No matter your football fidelity, whether it be towards the English Premier League, La Liga, Bundesliga or Ligue 1, there is no disputing that as a football fiend you will unequivocally be on the edge of your seat (and if turns out to be a goal fest then quite possibly off it as well!) for the grand finale. With a paltry 68,000 seats on offer inside the stadium, only a privileged few will experience the once in a lifetime prospect of witnessing the grand spectacle live. If you happen to be one of those blessed few or are in Madrid in general, here’s a city guide that will ensure you cover the most significant facets of the fourth most-visited city in Europe, while having a ball might we add.
- The Champions League Final takes place at Estadio Metropolitano, Madrid (home of Atlético de Madrid)
- Timing – 21:00CET, Saturday 1st June
Fun Facts About Madrid:
- It is the sixth largest city in the EU region, with a populace of around three million
- It is also the largest city in the Iberian peninsula
- Madrid is the capital city of Spain and the fourth most visited city in Europe
- The Manzanares River (Real de Manzanares) runs through the heart of Madrid and has provided a source of fresh water for the city since its foundation
- Madrid is not only a city but a state as well
- It’s the place of birth for Penélope Cruz, Enrique Iglesias, Fernando Verdasco, Carlos Sainz and David De Gea, to name a few
Getting Around in Madrid:
- The bustling Madrid–Barajas airport is not far from the Estadio Metropolitano (4.6 km away and about a five min drive depending upon traffic)
- A crucial commuter hub, the city has an outstanding high-speed rail network
- There are splendid road links to Portugal and France
- The city is served by an exceptional public transport system with its extensive metro system and buses ensuring travel is easy without a car
The Spanish capital as a city is so full of culture and life that a few paragraphs do not do it justice, however, here’s an attempt at consolidating the history, culture and nature of the fine city of Madrid:-
Erected in the mid-1700s for King Philip V, the Royal Place is housed on the site of Madrid’s Moorish Alcázar fortress-palace, which was engulfed in flames and wrecked in 1734. The Spanish Royal Palace also owns the title for being the most enormous royal palace in western Europe.
Once inside, prepare to be left astounded by the frescoes and royal collections which includes works by Goya, Caravaggio and Velázquez as well as sublime watches and silverware.
In the interiors also lie the only string quartet of Stradivarius instruments in the world as well as the personal weapons used by Charles V in the 16th Century.
Spain’s heart is green and constitutes a bounty of lush gardens, with the marvellous Retiro included among them, up until the 19th century the park was a part of the royal property after which it was opened to the public.
The glass pavilion built in 1887 is glorious and growing in the adjacent pond are bald cypresses, swamp trees that alter into a lovely golden brown in summer.
The oldest tree in the city is not too far from here as well, a Montezuma Cypress planted in 1633 is encircled within an iron fence.
A requisite mainstay in every tourist’s itinerary, the Prado is conceivably the most recognized art museum in the world.

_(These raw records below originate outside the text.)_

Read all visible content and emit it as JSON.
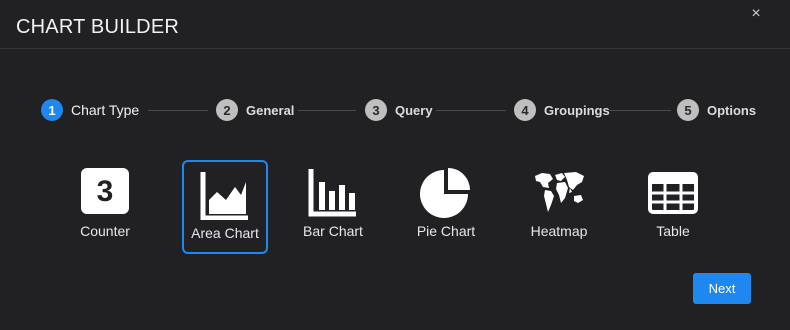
{
  "dialog": {
    "title": "CHART BUILDER",
    "close_icon": "×"
  },
  "wizard": {
    "steps": [
      {
        "number": "1",
        "label": "Chart Type",
        "active": true
      },
      {
        "number": "2",
        "label": "General",
        "active": false
      },
      {
        "number": "3",
        "label": "Query",
        "active": false
      },
      {
        "number": "4",
        "label": "Groupings",
        "active": false
      },
      {
        "number": "5",
        "label": "Options",
        "active": false
      }
    ]
  },
  "chart_types": {
    "selected": "Area Chart",
    "items": [
      {
        "label": "Counter",
        "icon": "counter-icon",
        "glyph": "3"
      },
      {
        "label": "Area Chart",
        "icon": "area-chart-icon"
      },
      {
        "label": "Bar Chart",
        "icon": "bar-chart-icon"
      },
      {
        "label": "Pie Chart",
        "icon": "pie-chart-icon"
      },
      {
        "label": "Heatmap",
        "icon": "world-map-icon"
      },
      {
        "label": "Table",
        "icon": "table-icon"
      }
    ]
  },
  "footer": {
    "next_label": "Next"
  },
  "colors": {
    "background": "#212124",
    "accent": "#1f87f0",
    "step_inactive": "#bfbfbf"
  }
}
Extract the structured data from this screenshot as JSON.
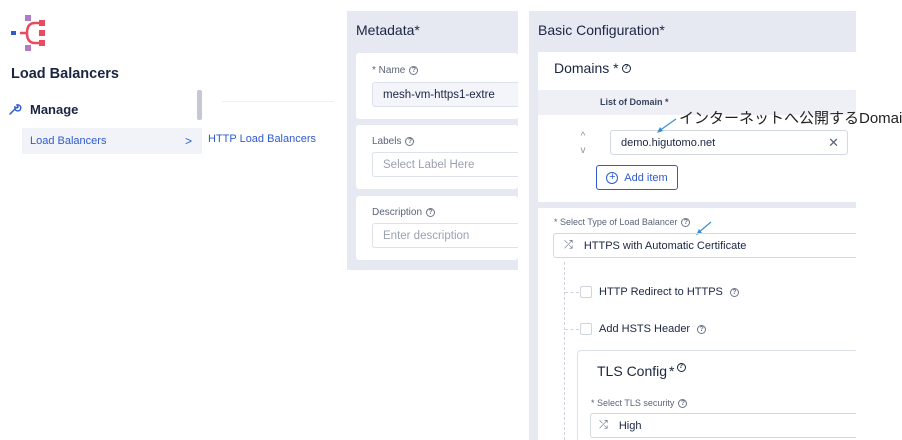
{
  "nav": {
    "title": "Load Balancers",
    "section": "Manage",
    "sub_item": "Load Balancers",
    "sub_item_chevron": ">",
    "page_link": "HTTP Load Balancers"
  },
  "metadata": {
    "title": "Metadata",
    "required_mark": "*",
    "name_label": "* Name",
    "name_value": "mesh-vm-https1-extre",
    "labels_label": "Labels",
    "labels_placeholder": "Select Label Here",
    "description_label": "Description",
    "description_placeholder": "Enter description"
  },
  "basic": {
    "title": "Basic Configuration",
    "required_mark": "*",
    "domains_title": "Domains *",
    "list_header": "List of Domain *",
    "domain_value": "demo.higutomo.net",
    "add_item": "Add item",
    "annotation": "インターネットへ公開するDomain",
    "lb_type_label": "* Select Type of Load Balancer",
    "lb_type_value": "HTTPS with Automatic Certificate",
    "http_redirect": "HTTP Redirect to HTTPS",
    "add_hsts": "Add HSTS Header",
    "tls_title": "TLS Config",
    "tls_required": "*",
    "tls_security_label": "* Select TLS security",
    "tls_security_value": "High"
  },
  "colors": {
    "accent": "#2f5bcc",
    "panel_bg": "#e6e9f2",
    "annotation_arrow": "#3a8fd0"
  }
}
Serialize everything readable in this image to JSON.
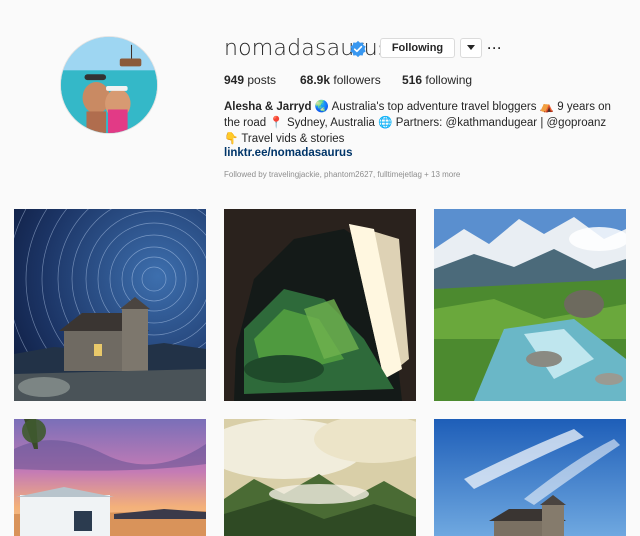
{
  "profile": {
    "username": "nomadasaurus",
    "follow_button_label": "Following",
    "more_label": "···",
    "stats": {
      "posts_count": "949",
      "posts_label": "posts",
      "followers_count": "68.9k",
      "followers_label": "followers",
      "following_count": "516",
      "following_label": "following"
    },
    "bio": {
      "name": "Alesha & Jarryd",
      "text_1": "Australia's top adventure travel bloggers",
      "text_2": "9 years on the road",
      "text_3": "Sydney, Australia",
      "text_4": "Partners: @kathmandugear | @goproanz",
      "text_5": "Travel vids & stories"
    },
    "link": "linktr.ee/nomadasaurus",
    "followed_by": "Followed by travelingjackie, phantom2627, fulltimejetlag",
    "followed_more": "+ 13 more"
  },
  "icons": {
    "globe": "globe-emoji",
    "tent": "tent-emoji",
    "pin": "round-pushpin-emoji",
    "globe_net": "globe-with-meridians-emoji",
    "hand": "hand-pointing-down-emoji",
    "verified": "verified-badge-icon",
    "chevron": "chevron-down-icon"
  },
  "colors": {
    "verified_blue": "#3897f0",
    "link_blue": "#003569",
    "text": "#262626",
    "muted": "#8e8e8e",
    "background": "#fafafa"
  },
  "posts": [
    {
      "id": "post-1",
      "subject": "star trails over stone church"
    },
    {
      "id": "post-2",
      "subject": "cave with light beam"
    },
    {
      "id": "post-3",
      "subject": "mountain river"
    },
    {
      "id": "post-4",
      "subject": "lake boathouse at sunset"
    },
    {
      "id": "post-5",
      "subject": "misty mountains"
    },
    {
      "id": "post-6",
      "subject": "stone church under blue sky"
    }
  ]
}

Featuring a formidable collection of masterpieces by baroque and renaissance masters.
Eminent artists such as El Greco, Rembrandt, van Dyck, Titian, Carvaggio and Botticelli feature among several other prominent names. A must see is David with Head of Goliath by Carvaggio and Bosch’s Garden of Earthly Delights.
Puerta Del Sol
This grand square alongside the Post Office Building is a known meeting place, enriched with meaning for both country and city. As every Spanish person will acknowledge the clock atop the Casa de Correos (Post Office) as it features in the televised countdown on New Year’s Eve.
While also situated within the square is the El Oso y El Madroño statue which acts a symbol for Madrid since the Middle Ages.
Santiago Bernabéu Stadium
Irrespective of you being a supporter or not, the reality remains that Real Madrid is Europe’s most successful football team, having attained a record-breaking 13 Champions League titles.
So whether football fan or not, regard the Bernabéu as a pilgrimage site and visit their monstrous 85,000-seater stadium where history has been broken and rewritten season after season, year after year.
A tour would encapsulate visits to the dugouts, the dressing room, the trophy room, the presidential box as well as panoramic vistas of the stadium and the pitch itself.
Mercado San Miguel
This fetching art nouveau marketplace dates back to 1916, a gastronomic setting to purchase the crème de la crème that Spain has to offer, such as saffron, cava and paprika.
In the locale is a host of tapas bars that dish out classics such as gambas al ajillo, boquerones and patatas bravas which can be accompanied alongside a glass of beer or rioja (a wine region in Spain) to wash it down.
Seeing as the list goes, chop-chop, you don’t have a minute to squander and there are tons of sights waiting for you to grace your eyes upon!